I need every line that includes the word "Plasmodium" copied from the material.
** EXTRACTED INFORMATION follows **
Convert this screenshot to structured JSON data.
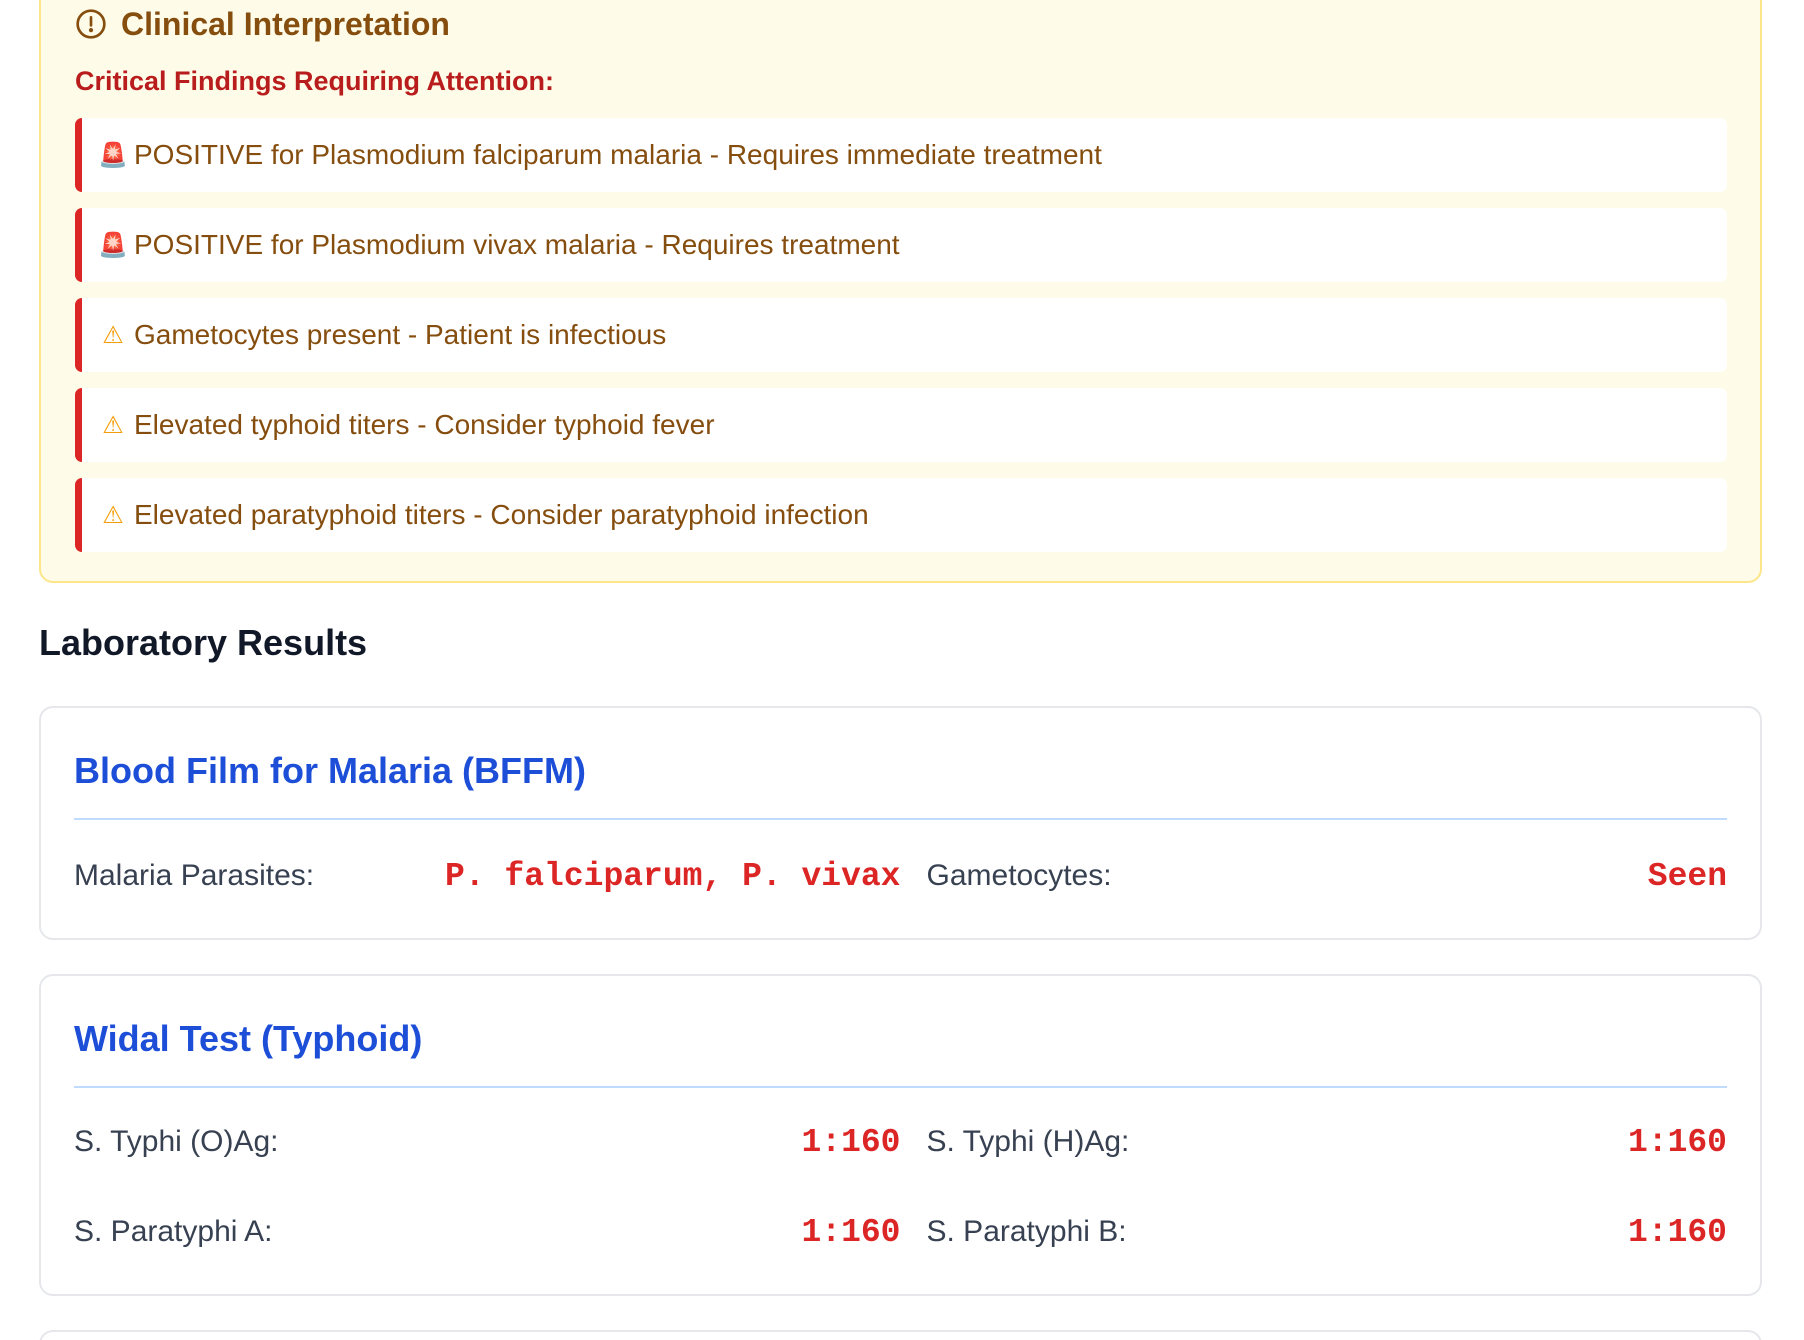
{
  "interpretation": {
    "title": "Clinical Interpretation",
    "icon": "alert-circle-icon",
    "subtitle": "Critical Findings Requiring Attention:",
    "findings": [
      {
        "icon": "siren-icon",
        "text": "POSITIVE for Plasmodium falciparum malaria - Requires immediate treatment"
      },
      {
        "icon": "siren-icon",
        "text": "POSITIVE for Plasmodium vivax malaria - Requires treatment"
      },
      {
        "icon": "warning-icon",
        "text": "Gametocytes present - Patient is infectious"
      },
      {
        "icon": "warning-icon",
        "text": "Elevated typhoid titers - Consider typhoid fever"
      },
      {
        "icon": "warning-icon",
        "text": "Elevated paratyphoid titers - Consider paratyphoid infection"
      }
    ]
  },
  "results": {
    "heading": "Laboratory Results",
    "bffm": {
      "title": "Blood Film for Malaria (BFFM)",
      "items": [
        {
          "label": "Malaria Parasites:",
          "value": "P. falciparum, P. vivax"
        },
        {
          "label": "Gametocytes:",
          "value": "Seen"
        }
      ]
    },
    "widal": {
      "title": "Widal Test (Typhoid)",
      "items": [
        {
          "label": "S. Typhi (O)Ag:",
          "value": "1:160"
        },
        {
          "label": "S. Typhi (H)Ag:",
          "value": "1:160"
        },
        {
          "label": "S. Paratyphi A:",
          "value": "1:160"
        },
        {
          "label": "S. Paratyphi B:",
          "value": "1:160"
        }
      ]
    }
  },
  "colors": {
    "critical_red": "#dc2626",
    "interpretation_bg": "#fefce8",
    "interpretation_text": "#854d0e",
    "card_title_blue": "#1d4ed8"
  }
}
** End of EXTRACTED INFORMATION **
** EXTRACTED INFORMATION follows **
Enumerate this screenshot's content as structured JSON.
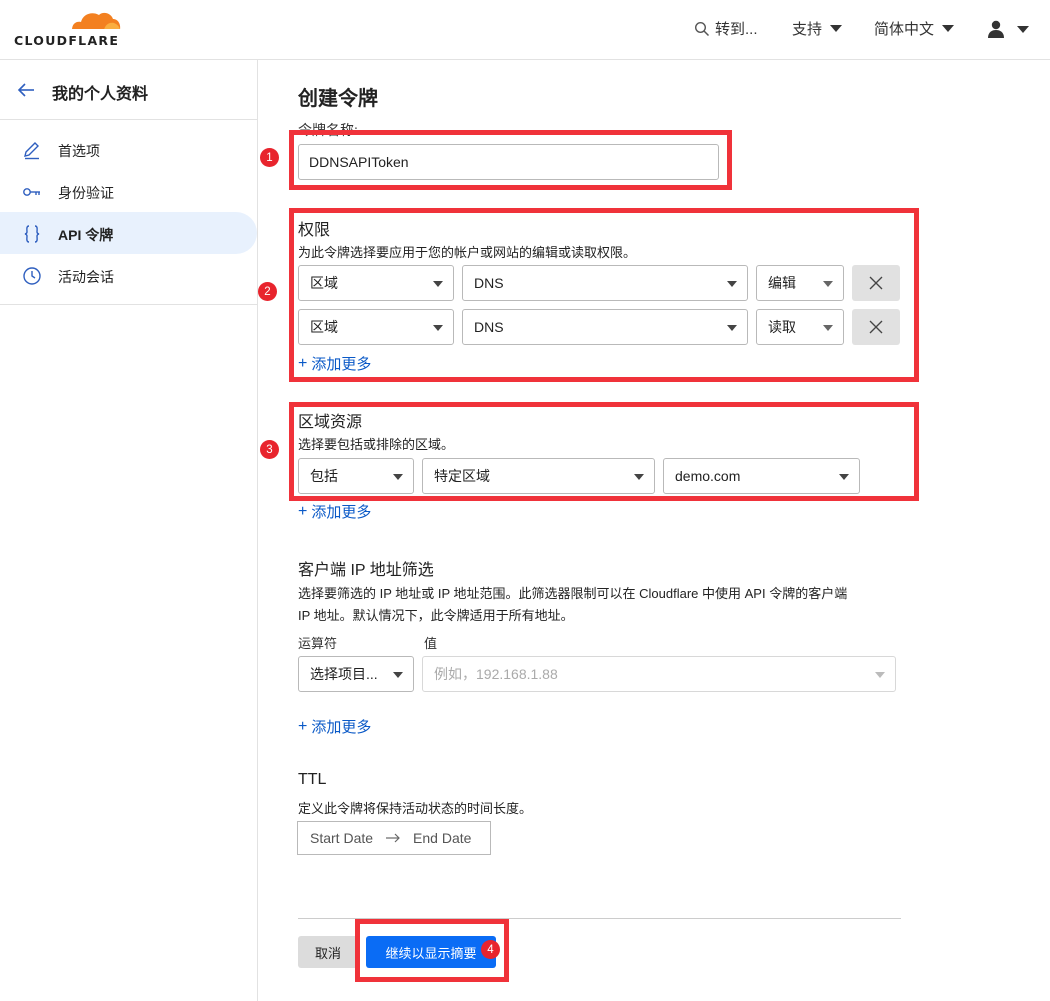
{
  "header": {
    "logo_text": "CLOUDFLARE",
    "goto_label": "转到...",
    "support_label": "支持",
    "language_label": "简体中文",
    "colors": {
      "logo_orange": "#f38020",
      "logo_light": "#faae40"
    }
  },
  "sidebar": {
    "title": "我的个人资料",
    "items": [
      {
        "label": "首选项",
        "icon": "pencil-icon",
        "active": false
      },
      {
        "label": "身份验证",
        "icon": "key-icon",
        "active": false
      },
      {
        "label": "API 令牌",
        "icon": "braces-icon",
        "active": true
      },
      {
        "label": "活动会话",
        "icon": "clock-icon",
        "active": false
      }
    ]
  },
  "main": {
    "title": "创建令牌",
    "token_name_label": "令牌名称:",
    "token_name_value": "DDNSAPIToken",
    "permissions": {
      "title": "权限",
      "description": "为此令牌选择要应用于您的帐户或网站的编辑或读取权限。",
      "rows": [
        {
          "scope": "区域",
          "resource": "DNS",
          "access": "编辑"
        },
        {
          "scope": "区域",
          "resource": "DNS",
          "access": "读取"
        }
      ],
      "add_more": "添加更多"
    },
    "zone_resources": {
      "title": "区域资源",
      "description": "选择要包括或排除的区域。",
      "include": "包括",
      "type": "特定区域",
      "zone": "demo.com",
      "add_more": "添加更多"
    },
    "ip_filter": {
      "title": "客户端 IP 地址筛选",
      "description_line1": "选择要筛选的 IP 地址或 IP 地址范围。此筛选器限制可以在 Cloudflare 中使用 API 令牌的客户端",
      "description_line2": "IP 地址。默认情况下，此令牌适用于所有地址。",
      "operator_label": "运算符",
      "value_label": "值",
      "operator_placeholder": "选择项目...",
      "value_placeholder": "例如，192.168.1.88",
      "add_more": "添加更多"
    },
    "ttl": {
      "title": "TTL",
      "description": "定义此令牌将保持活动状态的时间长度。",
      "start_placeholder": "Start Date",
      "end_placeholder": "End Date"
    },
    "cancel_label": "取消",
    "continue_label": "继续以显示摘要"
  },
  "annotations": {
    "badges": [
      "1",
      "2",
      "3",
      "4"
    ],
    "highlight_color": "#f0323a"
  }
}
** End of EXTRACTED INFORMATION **
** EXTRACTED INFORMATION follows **
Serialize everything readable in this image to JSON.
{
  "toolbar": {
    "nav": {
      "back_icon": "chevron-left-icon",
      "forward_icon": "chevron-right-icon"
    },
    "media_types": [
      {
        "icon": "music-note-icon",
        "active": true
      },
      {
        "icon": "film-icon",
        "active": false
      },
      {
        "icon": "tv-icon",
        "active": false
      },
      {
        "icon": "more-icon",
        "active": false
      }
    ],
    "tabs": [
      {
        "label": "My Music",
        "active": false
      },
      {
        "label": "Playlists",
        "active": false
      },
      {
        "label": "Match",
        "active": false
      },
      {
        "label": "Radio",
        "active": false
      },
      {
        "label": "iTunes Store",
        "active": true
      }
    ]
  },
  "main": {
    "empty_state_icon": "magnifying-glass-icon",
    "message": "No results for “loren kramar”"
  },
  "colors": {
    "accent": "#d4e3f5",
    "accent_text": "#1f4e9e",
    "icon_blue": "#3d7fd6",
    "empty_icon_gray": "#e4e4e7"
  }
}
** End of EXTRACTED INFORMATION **
• _OUTPUT OF THE TASK_
        "text": "POSITIVE for Plasmodium falciparum malaria - Requires immediate treatment"
        "text": "POSITIVE for Plasmodium vivax malaria - Requires treatment"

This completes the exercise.